The North Kingstown Fire Department could be facing radical changes in the New Year if a proposed law is passed by the North Kingstown Town Council. The new law, which is set for a public hearing on Jan. 9, would restructure the department and move firefighters from 10- and 14-hour shifts to 24-hour shifts, effective Jan. 1, 2012.
The new structure would have firefighters work a 24-hour shift (10-hour on-duty day shift followed by a 14-hour on-duty night tour) with the following 48 hours off, averaging a 56-hour work week. Though this would be 14 hours more a week than what NK firefighters currently work, there would be no extra compensation for those hours. The structural change would also reduce the number of platoons in the department from four to three. According to Embury, the department is short eight to nine members. Under the proposed structure, there would be no new hires, just "floaters" that would help reduce overtime.

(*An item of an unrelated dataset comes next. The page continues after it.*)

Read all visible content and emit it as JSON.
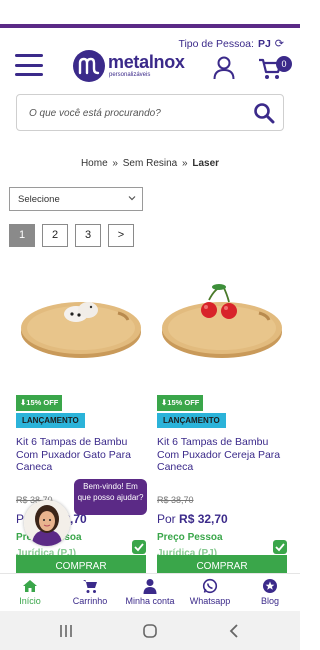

“This ordinance will save a very large sum of money for the town and it will introduce a structural change to the way the fire department is staffed,” said Town Manager Michael Embury.
It’s not the first time discussion of a 24-hour shift has been discussed..
“It’s bizarre and against the law,” said Fire Union President Ray Furtado. “We’re prepared to oppose it for the safety of our firefighters.”
Though the board found that the move would produce “a significant cost savings to the town,” it ruled that North Kingstown’s financial situation “does not mandate such a drastic change.”
But, with multimillion shortfalls expected for both the town and school departments, town officials are predicting steep cuts. According to Embury, $1.2 million will need to be cut from this year’s budget to next year’s. The proposed changes to the department could save the town anywhere from $800,000 to $1.1 million, he adds.
“Absent a contractual agreement that saves them the money we need, we need to have this implemented in order to get structural change and savings,” said Embury.
For Furtado, the introduction of this structural change as a law is ill timed as the town and fire union continue negotiations for this year’s contract. Furtado anticipates legal action if the measure is approved.
“The only beneficiaries in this process are the attorneys involved in the case,” said Furtado. “It’s a waste of money. It’s a shame.”